Recorded data:
------------
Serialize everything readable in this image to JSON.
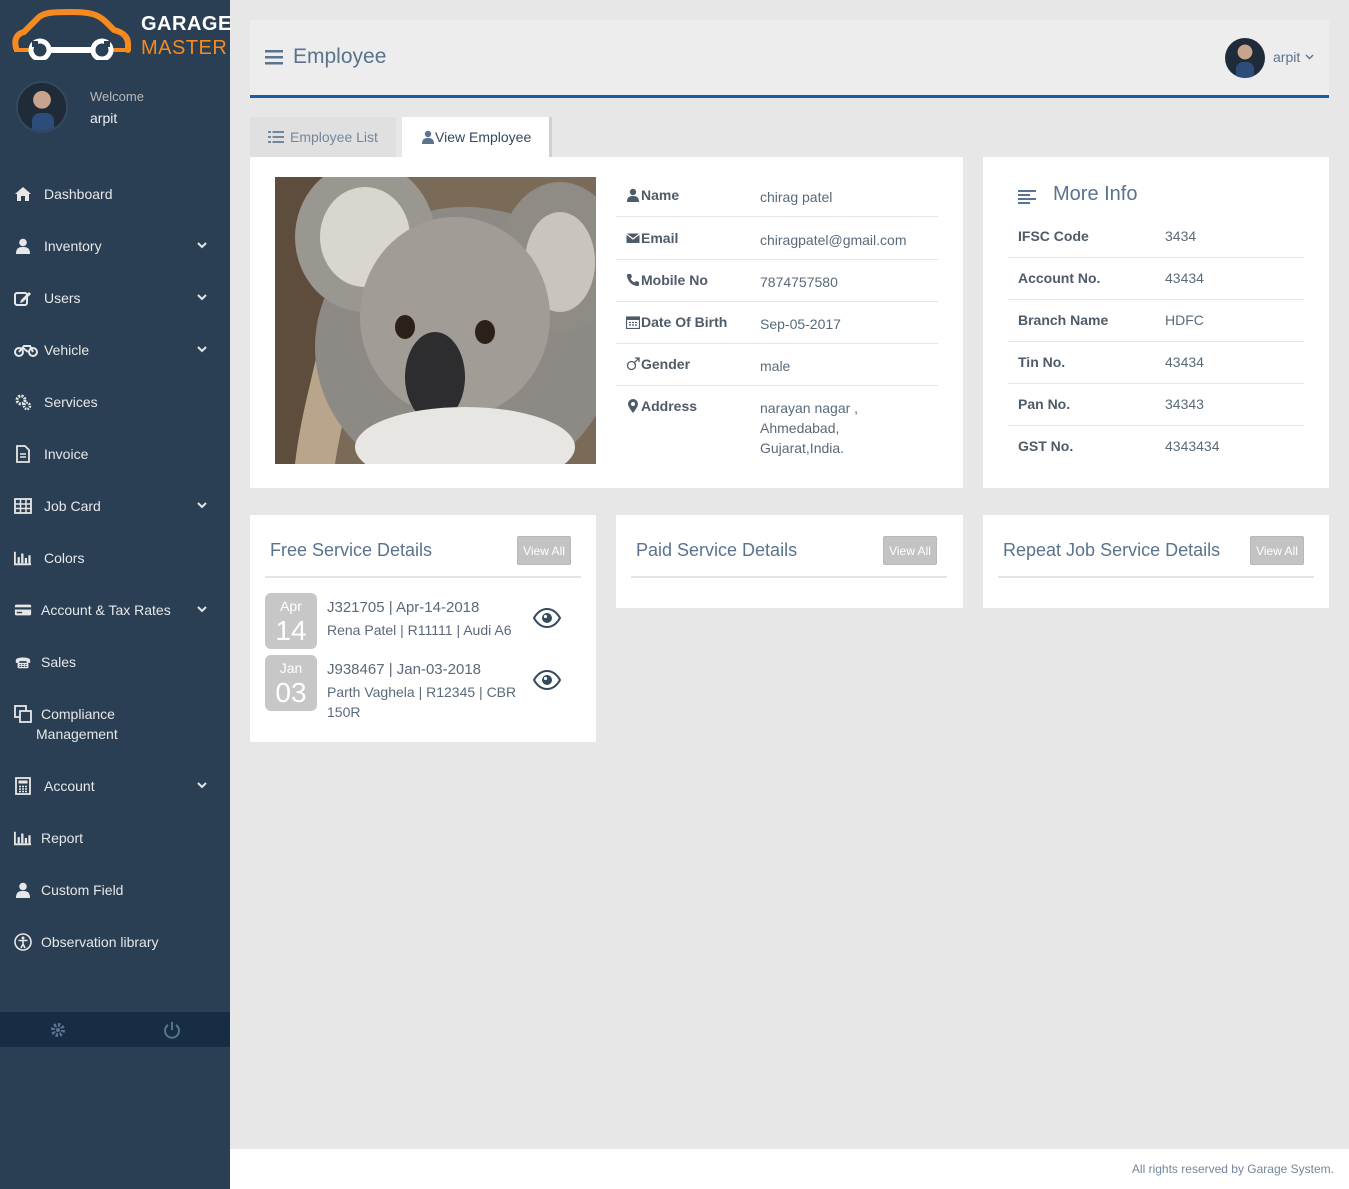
{
  "brand": {
    "line1": "GARAGE",
    "line2": "MASTER",
    "accent": "#f68a1f"
  },
  "sidebar": {
    "welcome": "Welcome",
    "user": "arpit",
    "items": [
      {
        "label": "Dashboard",
        "icon": "home-icon",
        "chevron": false
      },
      {
        "label": "Inventory",
        "icon": "user-icon",
        "chevron": true
      },
      {
        "label": "Users",
        "icon": "edit-icon",
        "chevron": true
      },
      {
        "label": "Vehicle",
        "icon": "motorcycle-icon",
        "chevron": true
      },
      {
        "label": "Services",
        "icon": "gears-icon",
        "chevron": false
      },
      {
        "label": "Invoice",
        "icon": "file-icon",
        "chevron": false
      },
      {
        "label": "Job Card",
        "icon": "table-icon",
        "chevron": true
      },
      {
        "label": "Colors",
        "icon": "bar-chart-icon",
        "chevron": false
      },
      {
        "label": "Account & Tax Rates",
        "icon": "credit-card-icon",
        "chevron": true
      },
      {
        "label": "Sales",
        "icon": "fax-icon",
        "chevron": false
      },
      {
        "label": "Compliance",
        "label2": "Management",
        "icon": "clone-icon",
        "chevron": false
      },
      {
        "label": "Account",
        "icon": "calculator-icon",
        "chevron": true
      },
      {
        "label": "Report",
        "icon": "bar-chart-icon",
        "chevron": false
      },
      {
        "label": "Custom Field",
        "icon": "user-icon",
        "chevron": false
      },
      {
        "label": "Observation library",
        "icon": "universal-access-icon",
        "chevron": false
      }
    ]
  },
  "header": {
    "title": "Employee",
    "user": "arpit"
  },
  "tabs": {
    "list": "Employee List",
    "view": "View Employee"
  },
  "employee": {
    "rows": [
      {
        "label": "Name",
        "value": "chirag patel",
        "icon": "user-icon"
      },
      {
        "label": "Email",
        "value": "chiragpatel@gmail.com",
        "icon": "envelope-icon"
      },
      {
        "label": "Mobile No",
        "value": "7874757580",
        "icon": "phone-icon"
      },
      {
        "label": "Date Of Birth",
        "value": "Sep-05-2017",
        "icon": "calendar-icon"
      },
      {
        "label": "Gender",
        "value": "male",
        "icon": "mars-icon"
      },
      {
        "label": "Address",
        "value": "narayan nagar ,\nAhmedabad,\nGujarat,India.",
        "icon": "map-marker-icon"
      }
    ]
  },
  "more_info": {
    "title": "More Info",
    "rows": [
      {
        "label": "IFSC Code",
        "value": "3434"
      },
      {
        "label": "Account No.",
        "value": "43434"
      },
      {
        "label": "Branch Name",
        "value": "HDFC"
      },
      {
        "label": "Tin No.",
        "value": "43434"
      },
      {
        "label": "Pan No.",
        "value": "34343"
      },
      {
        "label": "GST No.",
        "value": "4343434"
      }
    ]
  },
  "services": {
    "free": {
      "title": "Free Service Details",
      "btn": "View All",
      "items": [
        {
          "month": "Apr",
          "day": "14",
          "line1": "J321705 | Apr-14-2018",
          "line2": "Rena Patel | R11111 | Audi A6"
        },
        {
          "month": "Jan",
          "day": "03",
          "line1": "J938467 | Jan-03-2018",
          "line2": "Parth Vaghela | R12345 | CBR 150R"
        }
      ]
    },
    "paid": {
      "title": "Paid Service Details",
      "btn": "View All"
    },
    "repeat": {
      "title": "Repeat Job Service Details",
      "btn": "View All"
    }
  },
  "footer": {
    "text": "All rights reserved by Garage System."
  },
  "colors": {
    "sidebar": "#2a3f54",
    "header_border": "#1a5ca8",
    "accent_orange": "#f68a1f"
  }
}
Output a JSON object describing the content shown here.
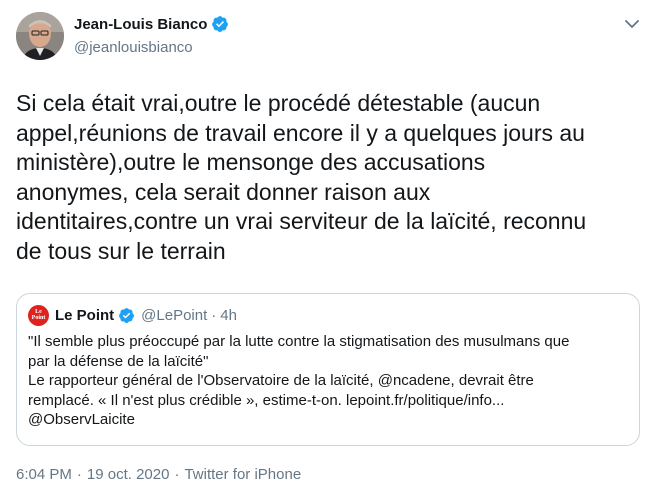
{
  "author": {
    "display_name": "Jean-Louis Bianco",
    "handle": "@jeanlouisbianco",
    "verified": true
  },
  "tweet": {
    "lines": [
      "Si cela était vrai,outre le procédé détestable (aucun",
      "appel,réunions de travail encore il y a quelques jours au",
      "ministère),outre le mensonge des accusations",
      "anonymes, cela serait donner raison aux",
      "identitaires,contre un vrai serviteur de la laïcité, reconnu",
      "de tous sur le terrain"
    ]
  },
  "quote": {
    "avatar_text": "Le Point",
    "display_name": "Le Point",
    "handle": "@LePoint",
    "dot": "·",
    "time": "4h",
    "lines": [
      "\"Il semble plus préoccupé par la lutte contre la stigmatisation des musulmans que",
      "par la défense de la laïcité\"",
      "Le rapporteur général de l'Observatoire de la laïcité, @ncadene, devrait être",
      "remplacé. « Il n'est plus crédible », estime-t-on. lepoint.fr/politique/info...",
      "@ObservLaicite"
    ]
  },
  "footer": {
    "time": "6:04 PM",
    "date": "19 oct. 2020",
    "source": "Twitter for iPhone",
    "separator": "·"
  },
  "colors": {
    "verified": "#1da1f2",
    "secondary_text": "#657786",
    "border": "#ccd6dd",
    "brand_red": "#e0221e"
  },
  "icons": {
    "verified": "verified-badge-icon",
    "caret": "chevron-down-icon"
  }
}
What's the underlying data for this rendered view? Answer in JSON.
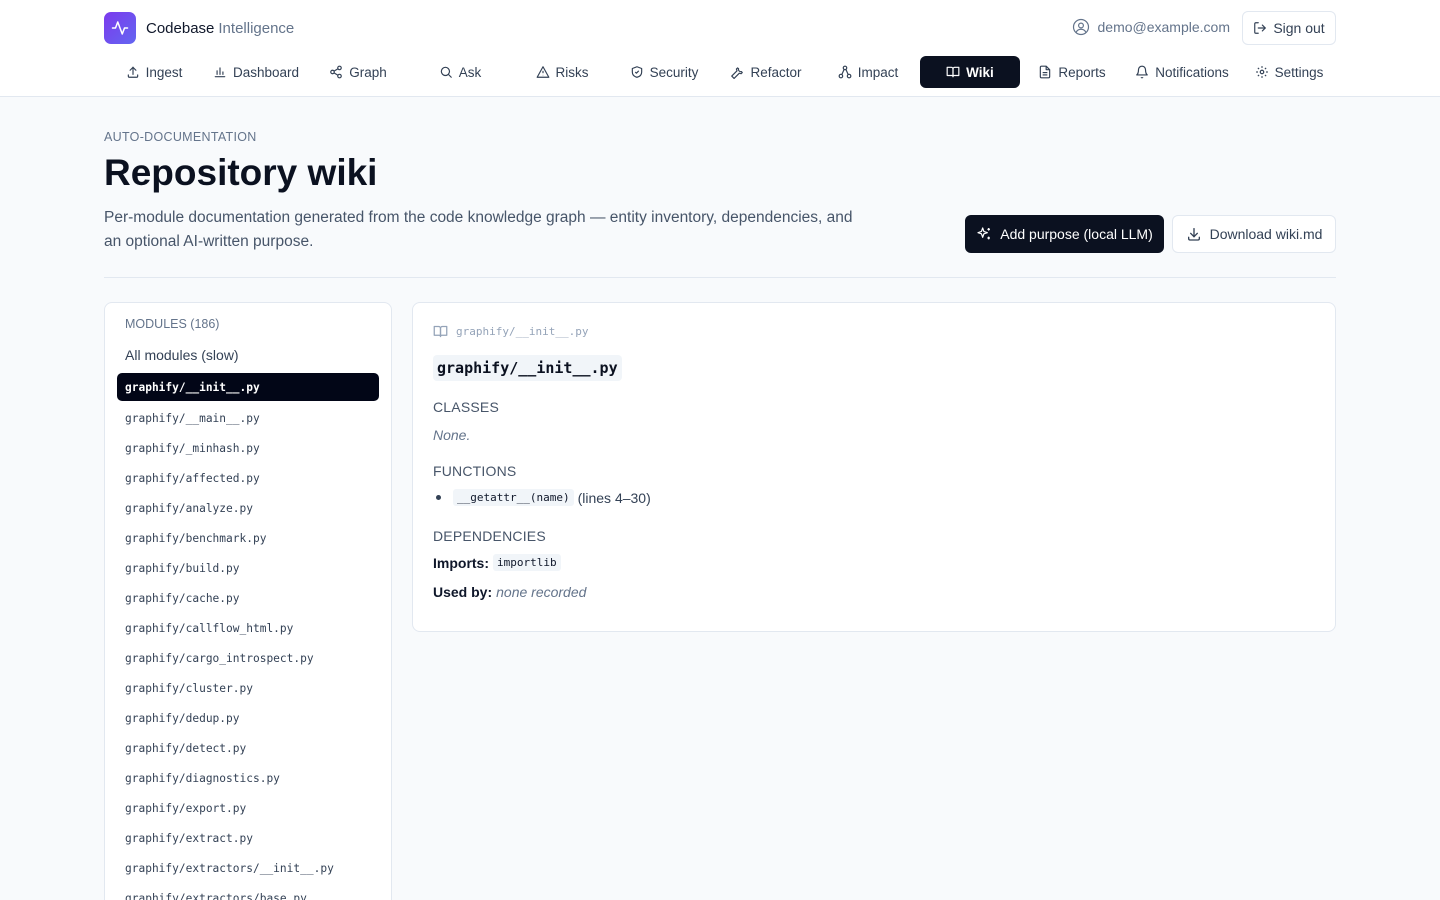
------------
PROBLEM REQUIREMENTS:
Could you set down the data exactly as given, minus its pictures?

TASK SOLUTION:
Serialize everything readable in this image to JSON.
{
  "brand": {
    "line1": "GARAGE",
    "line2": "MASTER",
    "accent": "#f68a1f"
  },
  "sidebar": {
    "welcome": "Welcome",
    "user": "arpit",
    "items": [
      {
        "label": "Dashboard",
        "icon": "home-icon",
        "chevron": false
      },
      {
        "label": "Inventory",
        "icon": "user-icon",
        "chevron": true
      },
      {
        "label": "Users",
        "icon": "edit-icon",
        "chevron": true
      },
      {
        "label": "Vehicle",
        "icon": "motorcycle-icon",
        "chevron": true
      },
      {
        "label": "Services",
        "icon": "gears-icon",
        "chevron": false
      },
      {
        "label": "Invoice",
        "icon": "file-icon",
        "chevron": false
      },
      {
        "label": "Job Card",
        "icon": "table-icon",
        "chevron": true
      },
      {
        "label": "Colors",
        "icon": "bar-chart-icon",
        "chevron": false
      },
      {
        "label": "Account & Tax Rates",
        "icon": "credit-card-icon",
        "chevron": true
      },
      {
        "label": "Sales",
        "icon": "fax-icon",
        "chevron": false
      },
      {
        "label": "Compliance",
        "label2": "Management",
        "icon": "clone-icon",
        "chevron": false
      },
      {
        "label": "Account",
        "icon": "calculator-icon",
        "chevron": true
      },
      {
        "label": "Report",
        "icon": "bar-chart-icon",
        "chevron": false
      },
      {
        "label": "Custom Field",
        "icon": "user-icon",
        "chevron": false
      },
      {
        "label": "Observation library",
        "icon": "universal-access-icon",
        "chevron": false
      }
    ]
  },
  "header": {
    "title": "Employee",
    "user": "arpit"
  },
  "tabs": {
    "list": "Employee List",
    "view": "View Employee"
  },
  "employee": {
    "rows": [
      {
        "label": "Name",
        "value": "chirag patel",
        "icon": "user-icon"
      },
      {
        "label": "Email",
        "value": "chiragpatel@gmail.com",
        "icon": "envelope-icon"
      },
      {
        "label": "Mobile No",
        "value": "7874757580",
        "icon": "phone-icon"
      },
      {
        "label": "Date Of Birth",
        "value": "Sep-05-2017",
        "icon": "calendar-icon"
      },
      {
        "label": "Gender",
        "value": "male",
        "icon": "mars-icon"
      },
      {
        "label": "Address",
        "value": "narayan nagar ,\nAhmedabad,\nGujarat,India.",
        "icon": "map-marker-icon"
      }
    ]
  },
  "more_info": {
    "title": "More Info",
    "rows": [
      {
        "label": "IFSC Code",
        "value": "3434"
      },
      {
        "label": "Account No.",
        "value": "43434"
      },
      {
        "label": "Branch Name",
        "value": "HDFC"
      },
      {
        "label": "Tin No.",
        "value": "43434"
      },
      {
        "label": "Pan No.",
        "value": "34343"
      },
      {
        "label": "GST No.",
        "value": "4343434"
      }
    ]
  },
  "services": {
    "free": {
      "title": "Free Service Details",
      "btn": "View All",
      "items": [
        {
          "month": "Apr",
          "day": "14",
          "line1": "J321705 | Apr-14-2018",
          "line2": "Rena Patel | R11111 | Audi A6"
        },
        {
          "month": "Jan",
          "day": "03",
          "line1": "J938467 | Jan-03-2018",
          "line2": "Parth Vaghela | R12345 | CBR 150R"
        }
      ]
    },
    "paid": {
      "title": "Paid Service Details",
      "btn": "View All"
    },
    "repeat": {
      "title": "Repeat Job Service Details",
      "btn": "View All"
    }
  },
  "footer": {
    "text": "All rights reserved by Garage System."
  },
  "colors": {
    "sidebar": "#2a3f54",
    "header_border": "#1a5ca8",
    "accent_orange": "#f68a1f"
  }
}
Output a JSON object describing the content shown here.
{
  "author": {
    "display_name": "Jean-Louis Bianco",
    "handle": "@jeanlouisbianco",
    "verified": true
  },
  "tweet": {
    "lines": [
      "Si cela était vrai,outre le procédé détestable (aucun",
      "appel,réunions de travail encore il y a quelques jours au",
      "ministère),outre le mensonge des accusations",
      "anonymes, cela serait donner raison aux",
      "identitaires,contre un vrai serviteur de la laïcité, reconnu",
      "de tous sur le terrain"
    ]
  },
  "quote": {
    "avatar_text": "Le Point",
    "display_name": "Le Point",
    "handle": "@LePoint",
    "dot": "·",
    "time": "4h",
    "lines": [
      "\"Il semble plus préoccupé par la lutte contre la stigmatisation des musulmans que",
      "par la défense de la laïcité\"",
      "Le rapporteur général de l'Observatoire de la laïcité, @ncadene, devrait être",
      "remplacé. « Il n'est plus crédible », estime-t-on. lepoint.fr/politique/info...",
      "@ObservLaicite"
    ]
  },
  "footer": {
    "time": "6:04 PM",
    "date": "19 oct. 2020",
    "source": "Twitter for iPhone",
    "separator": "·"
  },
  "colors": {
    "verified": "#1da1f2",
    "secondary_text": "#657786",
    "border": "#ccd6dd",
    "brand_red": "#e0221e"
  },
  "icons": {
    "verified": "verified-badge-icon",
    "caret": "chevron-down-icon"
  }
}
What's the underlying data for this rendered view? Answer in JSON.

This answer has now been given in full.